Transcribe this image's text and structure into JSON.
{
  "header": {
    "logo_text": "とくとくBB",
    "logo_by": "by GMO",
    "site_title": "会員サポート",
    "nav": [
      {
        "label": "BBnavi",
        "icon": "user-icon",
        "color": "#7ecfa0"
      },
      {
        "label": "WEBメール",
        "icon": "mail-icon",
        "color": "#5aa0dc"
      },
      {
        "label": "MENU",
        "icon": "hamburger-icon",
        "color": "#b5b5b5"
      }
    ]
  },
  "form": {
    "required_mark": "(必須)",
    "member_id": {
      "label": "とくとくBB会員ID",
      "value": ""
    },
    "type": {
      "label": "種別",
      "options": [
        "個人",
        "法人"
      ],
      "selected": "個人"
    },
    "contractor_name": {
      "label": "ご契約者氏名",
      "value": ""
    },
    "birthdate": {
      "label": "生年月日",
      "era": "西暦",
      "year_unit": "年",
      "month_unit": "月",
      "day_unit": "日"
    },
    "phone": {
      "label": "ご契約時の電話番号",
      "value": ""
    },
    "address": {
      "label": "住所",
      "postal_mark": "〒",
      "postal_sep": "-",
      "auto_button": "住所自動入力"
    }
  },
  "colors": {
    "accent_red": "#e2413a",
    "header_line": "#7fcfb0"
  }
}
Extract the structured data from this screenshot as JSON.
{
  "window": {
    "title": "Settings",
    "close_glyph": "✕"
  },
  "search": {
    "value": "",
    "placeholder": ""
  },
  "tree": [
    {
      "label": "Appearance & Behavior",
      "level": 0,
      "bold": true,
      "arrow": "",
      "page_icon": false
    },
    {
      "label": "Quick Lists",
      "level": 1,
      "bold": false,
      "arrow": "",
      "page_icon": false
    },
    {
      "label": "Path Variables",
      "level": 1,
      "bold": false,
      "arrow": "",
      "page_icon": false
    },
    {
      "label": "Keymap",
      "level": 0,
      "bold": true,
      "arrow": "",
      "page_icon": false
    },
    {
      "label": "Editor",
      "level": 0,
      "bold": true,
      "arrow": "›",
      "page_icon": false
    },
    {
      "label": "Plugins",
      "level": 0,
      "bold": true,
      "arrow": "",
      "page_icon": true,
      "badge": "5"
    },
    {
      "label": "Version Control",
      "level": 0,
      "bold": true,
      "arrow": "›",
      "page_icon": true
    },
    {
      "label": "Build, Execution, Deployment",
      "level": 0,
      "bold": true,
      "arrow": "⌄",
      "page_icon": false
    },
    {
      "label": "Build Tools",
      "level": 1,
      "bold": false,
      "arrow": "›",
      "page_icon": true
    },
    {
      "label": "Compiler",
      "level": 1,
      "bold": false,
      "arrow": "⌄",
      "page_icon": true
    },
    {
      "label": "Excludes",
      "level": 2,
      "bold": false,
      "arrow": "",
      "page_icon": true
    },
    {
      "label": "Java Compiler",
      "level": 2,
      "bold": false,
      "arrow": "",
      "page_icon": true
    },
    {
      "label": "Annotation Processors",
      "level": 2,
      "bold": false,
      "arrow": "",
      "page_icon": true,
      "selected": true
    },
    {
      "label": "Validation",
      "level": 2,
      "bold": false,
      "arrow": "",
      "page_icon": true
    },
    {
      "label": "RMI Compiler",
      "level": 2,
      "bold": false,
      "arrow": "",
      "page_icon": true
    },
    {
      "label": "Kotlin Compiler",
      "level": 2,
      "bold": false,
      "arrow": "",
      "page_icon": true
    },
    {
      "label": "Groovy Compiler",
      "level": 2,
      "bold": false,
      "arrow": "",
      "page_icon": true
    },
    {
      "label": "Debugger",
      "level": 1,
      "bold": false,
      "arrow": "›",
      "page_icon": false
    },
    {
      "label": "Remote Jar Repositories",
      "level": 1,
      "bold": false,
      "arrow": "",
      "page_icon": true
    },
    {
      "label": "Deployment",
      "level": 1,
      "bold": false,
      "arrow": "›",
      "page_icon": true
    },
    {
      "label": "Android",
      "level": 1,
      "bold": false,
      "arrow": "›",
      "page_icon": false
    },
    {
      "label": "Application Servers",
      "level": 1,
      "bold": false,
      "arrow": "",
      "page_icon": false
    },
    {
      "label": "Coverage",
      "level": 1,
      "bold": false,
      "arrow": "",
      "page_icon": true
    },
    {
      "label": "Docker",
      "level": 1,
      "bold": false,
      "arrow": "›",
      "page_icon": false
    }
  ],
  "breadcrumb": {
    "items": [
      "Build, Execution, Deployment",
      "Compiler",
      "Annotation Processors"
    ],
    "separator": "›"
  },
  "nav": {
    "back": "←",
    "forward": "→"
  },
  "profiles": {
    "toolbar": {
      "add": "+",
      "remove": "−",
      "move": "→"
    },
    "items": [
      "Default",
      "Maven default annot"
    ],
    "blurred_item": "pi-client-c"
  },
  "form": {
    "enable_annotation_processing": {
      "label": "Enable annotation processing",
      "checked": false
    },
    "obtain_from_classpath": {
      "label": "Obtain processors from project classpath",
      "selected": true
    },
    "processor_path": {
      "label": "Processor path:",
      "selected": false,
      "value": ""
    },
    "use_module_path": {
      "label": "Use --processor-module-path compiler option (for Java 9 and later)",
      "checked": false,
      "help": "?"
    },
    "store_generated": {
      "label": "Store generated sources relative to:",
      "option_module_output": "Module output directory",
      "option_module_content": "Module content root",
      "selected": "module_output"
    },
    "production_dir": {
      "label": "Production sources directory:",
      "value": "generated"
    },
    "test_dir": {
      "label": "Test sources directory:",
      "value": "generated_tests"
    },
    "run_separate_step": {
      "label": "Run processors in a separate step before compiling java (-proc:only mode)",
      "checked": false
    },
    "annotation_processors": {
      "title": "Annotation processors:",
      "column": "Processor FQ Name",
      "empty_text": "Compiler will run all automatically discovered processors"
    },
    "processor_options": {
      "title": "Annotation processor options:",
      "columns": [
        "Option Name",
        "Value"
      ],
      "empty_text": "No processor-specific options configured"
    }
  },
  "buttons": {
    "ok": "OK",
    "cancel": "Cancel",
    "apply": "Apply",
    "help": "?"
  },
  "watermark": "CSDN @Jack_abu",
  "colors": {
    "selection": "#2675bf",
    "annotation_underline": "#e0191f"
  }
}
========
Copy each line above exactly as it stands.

**RESPONSE TO THIS TASK:**
Transcribe this image's text and structure into JSON.
{
  "header": {
    "logo_text": "とくとくBB",
    "logo_by": "by GMO",
    "site_title": "会員サポート",
    "nav": [
      {
        "label": "BBnavi",
        "icon": "user-icon",
        "color": "#7ecfa0"
      },
      {
        "label": "WEBメール",
        "icon": "mail-icon",
        "color": "#5aa0dc"
      },
      {
        "label": "MENU",
        "icon": "hamburger-icon",
        "color": "#b5b5b5"
      }
    ]
  },
  "form": {
    "required_mark": "(必須)",
    "member_id": {
      "label": "とくとくBB会員ID",
      "value": ""
    },
    "type": {
      "label": "種別",
      "options": [
        "個人",
        "法人"
      ],
      "selected": "個人"
    },
    "contractor_name": {
      "label": "ご契約者氏名",
      "value": ""
    },
    "birthdate": {
      "label": "生年月日",
      "era": "西暦",
      "year_unit": "年",
      "month_unit": "月",
      "day_unit": "日"
    },
    "phone": {
      "label": "ご契約時の電話番号",
      "value": ""
    },
    "address": {
      "label": "住所",
      "postal_mark": "〒",
      "postal_sep": "-",
      "auto_button": "住所自動入力"
    }
  },
  "colors": {
    "accent_red": "#e2413a",
    "header_line": "#7fcfb0"
  }
}
Extract the structured data from this screenshot as JSON.
{
  "window": {
    "title": "Settings",
    "close_glyph": "✕"
  },
  "search": {
    "value": "",
    "placeholder": ""
  },
  "tree": [
    {
      "label": "Appearance & Behavior",
      "level": 0,
      "bold": true,
      "arrow": "",
      "page_icon": false
    },
    {
      "label": "Quick Lists",
      "level": 1,
      "bold": false,
      "arrow": "",
      "page_icon": false
    },
    {
      "label": "Path Variables",
      "level": 1,
      "bold": false,
      "arrow": "",
      "page_icon": false
    },
    {
      "label": "Keymap",
      "level": 0,
      "bold": true,
      "arrow": "",
      "page_icon": false
    },
    {
      "label": "Editor",
      "level": 0,
      "bold": true,
      "arrow": "›",
      "page_icon": false
    },
    {
      "label": "Plugins",
      "level": 0,
      "bold": true,
      "arrow": "",
      "page_icon": true,
      "badge": "5"
    },
    {
      "label": "Version Control",
      "level": 0,
      "bold": true,
      "arrow": "›",
      "page_icon": true
    },
    {
      "label": "Build, Execution, Deployment",
      "level": 0,
      "bold": true,
      "arrow": "⌄",
      "page_icon": false
    },
    {
      "label": "Build Tools",
      "level": 1,
      "bold": false,
      "arrow": "›",
      "page_icon": true
    },
    {
      "label": "Compiler",
      "level": 1,
      "bold": false,
      "arrow": "⌄",
      "page_icon": true
    },
    {
      "label": "Excludes",
      "level": 2,
      "bold": false,
      "arrow": "",
      "page_icon": true
    },
    {
      "label": "Java Compiler",
      "level": 2,
      "bold": false,
      "arrow": "",
      "page_icon": true
    },
    {
      "label": "Annotation Processors",
      "level": 2,
      "bold": false,
      "arrow": "",
      "page_icon": true,
      "selected": true
    },
    {
      "label": "Validation",
      "level": 2,
      "bold": false,
      "arrow": "",
      "page_icon": true
    },
    {
      "label": "RMI Compiler",
      "level": 2,
      "bold": false,
      "arrow": "",
      "page_icon": true
    },
    {
      "label": "Kotlin Compiler",
      "level": 2,
      "bold": false,
      "arrow": "",
      "page_icon": true
    },
    {
      "label": "Groovy Compiler",
      "level": 2,
      "bold": false,
      "arrow": "",
      "page_icon": true
    },
    {
      "label": "Debugger",
      "level": 1,
      "bold": false,
      "arrow": "›",
      "page_icon": false
    },
    {
      "label": "Remote Jar Repositories",
      "level": 1,
      "bold": false,
      "arrow": "",
      "page_icon": true
    },
    {
      "label": "Deployment",
      "level": 1,
      "bold": false,
      "arrow": "›",
      "page_icon": true
    },
    {
      "label": "Android",
      "level": 1,
      "bold": false,
      "arrow": "›",
      "page_icon": false
    },
    {
      "label": "Application Servers",
      "level": 1,
      "bold": false,
      "arrow": "",
      "page_icon": false
    },
    {
      "label": "Coverage",
      "level": 1,
      "bold": false,
      "arrow": "",
      "page_icon": true
    },
    {
      "label": "Docker",
      "level": 1,
      "bold": false,
      "arrow": "›",
      "page_icon": false
    }
  ],
  "breadcrumb": {
    "items": [
      "Build, Execution, Deployment",
      "Compiler",
      "Annotation Processors"
    ],
    "separator": "›"
  },
  "nav": {
    "back": "←",
    "forward": "→"
  },
  "profiles": {
    "toolbar": {
      "add": "+",
      "remove": "−",
      "move": "→"
    },
    "items": [
      "Default",
      "Maven default annot"
    ],
    "blurred_item": "pi-client-c"
  },
  "form": {
    "enable_annotation_processing": {
      "label": "Enable annotation processing",
      "checked": false
    },
    "obtain_from_classpath": {
      "label": "Obtain processors from project classpath",
      "selected": true
    },
    "processor_path": {
      "label": "Processor path:",
      "selected": false,
      "value": ""
    },
    "use_module_path": {
      "label": "Use --processor-module-path compiler option (for Java 9 and later)",
      "checked": false,
      "help": "?"
    },
    "store_generated": {
      "label": "Store generated sources relative to:",
      "option_module_output": "Module output directory",
      "option_module_content": "Module content root",
      "selected": "module_output"
    },
    "production_dir": {
      "label": "Production sources directory:",
      "value": "generated"
    },
    "test_dir": {
      "label": "Test sources directory:",
      "value": "generated_tests"
    },
    "run_separate_step": {
      "label": "Run processors in a separate step before compiling java (-proc:only mode)",
      "checked": false
    },
    "annotation_processors": {
      "title": "Annotation processors:",
      "column": "Processor FQ Name",
      "empty_text": "Compiler will run all automatically discovered processors"
    },
    "processor_options": {
      "title": "Annotation processor options:",
      "columns": [
        "Option Name",
        "Value"
      ],
      "empty_text": "No processor-specific options configured"
    }
  },
  "buttons": {
    "ok": "OK",
    "cancel": "Cancel",
    "apply": "Apply",
    "help": "?"
  },
  "watermark": "CSDN @Jack_abu",
  "colors": {
    "selection": "#2675bf",
    "annotation_underline": "#e0191f"
  }
}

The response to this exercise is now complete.